- 2001

Since the advent of high-performance distributed-memory parallel computing, the need for intelligible code has become ever greater. The development and maintenance of libraries for these architectures is simply too complex to be amenable to conventional approaches to implementation. Attempts to employ traditional methodology have led, in our opinion, to the… (More)

- Richard P. Brent, Fred G. Gustavson, David Y. Y. Yun
- J. Algorithms
- 1980

We present two new algorithms, ADT and MDT, for solving order-n Toeplitz systems of linear equations T z = b in time O(n log 2 n) and space O(n). The fastest algorithms previously known, such as Trench's algorithm, require time Ω(n 2) and require that all principal submatrices of T be nonsingular. Our algorithm ADT requires only that T be nonsingular. Both… (More)

- Sivan Toledo, Fred G. Gustavson
- IOPADS
- 1996

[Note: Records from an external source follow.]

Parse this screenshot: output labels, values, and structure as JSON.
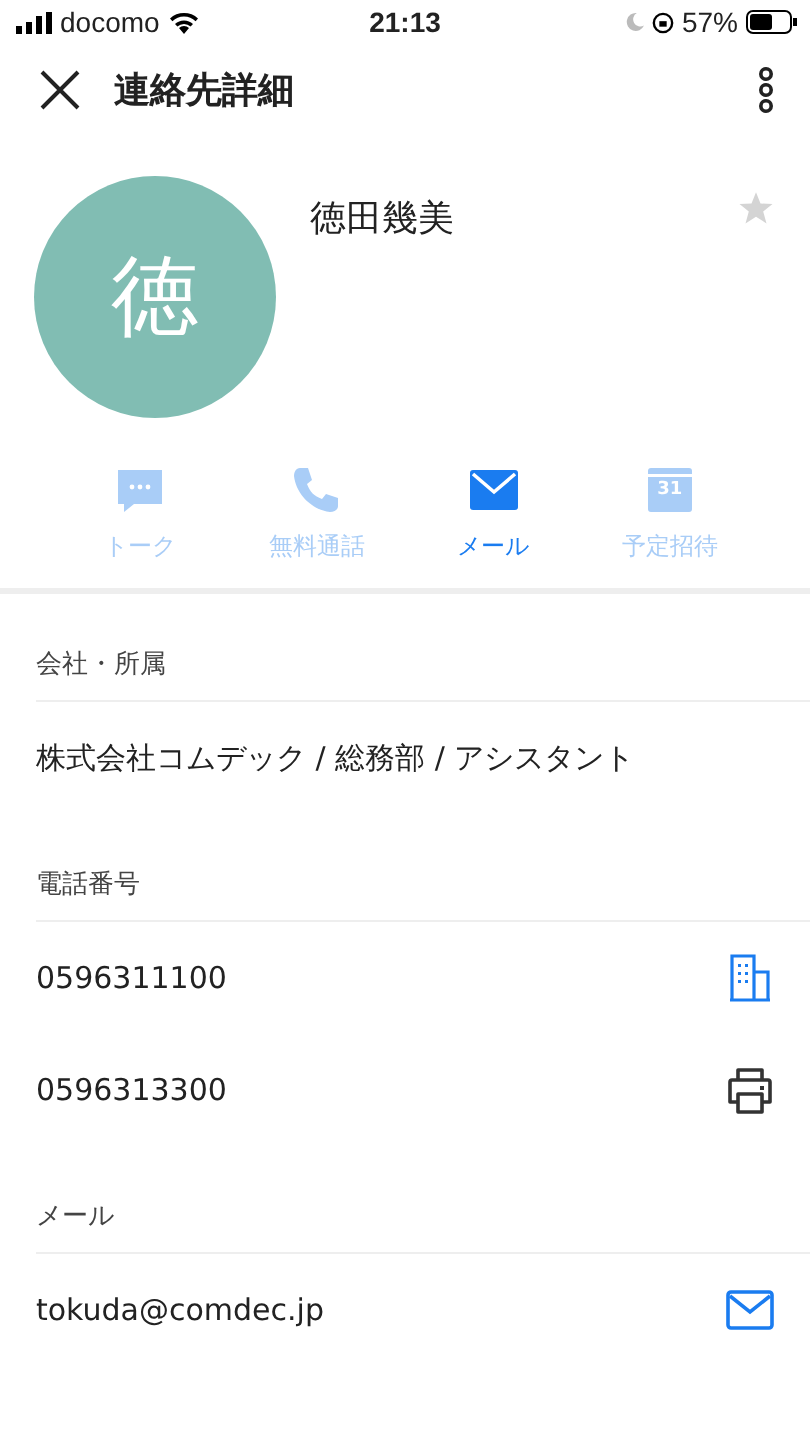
{
  "status_bar": {
    "carrier": "docomo",
    "time": "21:13",
    "battery": "57%"
  },
  "header": {
    "title": "連絡先詳細"
  },
  "contact": {
    "avatar_letter": "徳",
    "name": "徳田幾美",
    "starred": false
  },
  "actions": [
    {
      "kind": "talk",
      "label": "トーク",
      "disabled": true
    },
    {
      "kind": "call",
      "label": "無料通話",
      "disabled": true
    },
    {
      "kind": "mail",
      "label": "メール",
      "disabled": false
    },
    {
      "kind": "calendar",
      "label": "予定招待",
      "icon_text": "31",
      "disabled": true
    }
  ],
  "sections": [
    {
      "title": "会社・所属",
      "rows": [
        {
          "kind": "text",
          "value": "株式会社コムデック / 総務部 / アシスタント"
        }
      ]
    },
    {
      "title": "電話番号",
      "rows": [
        {
          "kind": "office",
          "value": "0596311100"
        },
        {
          "kind": "fax",
          "value": "0596313300"
        }
      ]
    },
    {
      "title": "メール",
      "rows": [
        {
          "kind": "mail",
          "value": "tokuda@comdec.jp"
        }
      ]
    }
  ]
}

SOLAR is a portable high-performance library for out-of-core dense matrix computations. It combines portability with high performance by using existing high-performance in-core subroutine libraries and by using an optimized matrix input-output library. SOLAR works on parallel computers, workstations, and personal computers. It supports in-core computations… (More)

- Fred G. Gustavson, Lars Karlsson, Bo Kågström
- ACM Trans. Math. Softw.
- 2012

Techniques and algorithms for efficient in-place conversion to and from standard and blocked matrix storage formats are described. Such functionality is required by numerical libraries that use different data layouts internally. Parallel algorithms and a software package for in-place matrix storage format conversion based on in-place matrix transposition… (More)

- Erik Elmroth, Fred G. Gustavson, Isak Jonsson, Bo Kågström
- SIAM Review
- 2004

Matrix computations are both fundamental and ubiquitous in computational science and its vast application areas. Along with the development of more advanced computer systems with complex memory hierarchies, there is a continuing demand for new algorithms and library software that efficiently utilize and adapt to new architecture features. This article… (More)

- Erik Elmroth, Fred G. Gustavson
- IBM Journal of Research and Development
- 2000

Applying recursion to serial and parallel QR factorization leads to better performance We present new recursive serial and parallel algorithms for QR factorization of an m by n matrix. They improve performance. The recursion leads to an automatic variable blocking, and it also replaces a Level 2 part in a standard block algorithm with Level 3 operations.… (More)

- Fred G. Gustavson
- ACM Trans. Math. Softw.
- 1978

Let A and B be two sparse matrices whose orders are p by q and q by r. Their product CAB requires N nontrlvial multiplications where 0 <_ N <_ pqr. The operation count of our algorithm is usually proportional to N; however, its worse case is O(p, r, NA, N) where NA is the number of elements in A This algorithm can be used to assemble the sparse matrix… (More)

- Ramesh C. Agarwal, Fred G. Gustavson, Mohammad Zubair
- IBM Journal of Research and Development
- 1994

- Erik Elmroth, Fred G. Gustavson
- PARA
- 1998

We present a new recursive algorithm for the QR factoriza-tion of an m by n matrix A. The recursion leads to an automatic variable blocking that allow us to replace a level 2 part in a standard block algorithm by level 3 operations. However, there are some additional costs for performing the updates which prohibits the eecient use of the recursion for large… (More)

- Ramesh C. Agarwal, Susanne M. Balle, Fred G. Gustavson, Mahesh V. Joshi, Prasad V. Palkar
- IBM Journal of Research and Development
- 1995

A three-dimensional (3D) matrix multiplication algorithm for massively parallel processing systems is presented. The P processors are conngured as a \virtual" processing cube with dimensions p 1 , p 2 , and p 3 proportional to the matrices' dimensions|M, N, and K. Each processor performs a single local matrix multiplication of size M=p 1 N=p 2 K=p 3. Before… (More)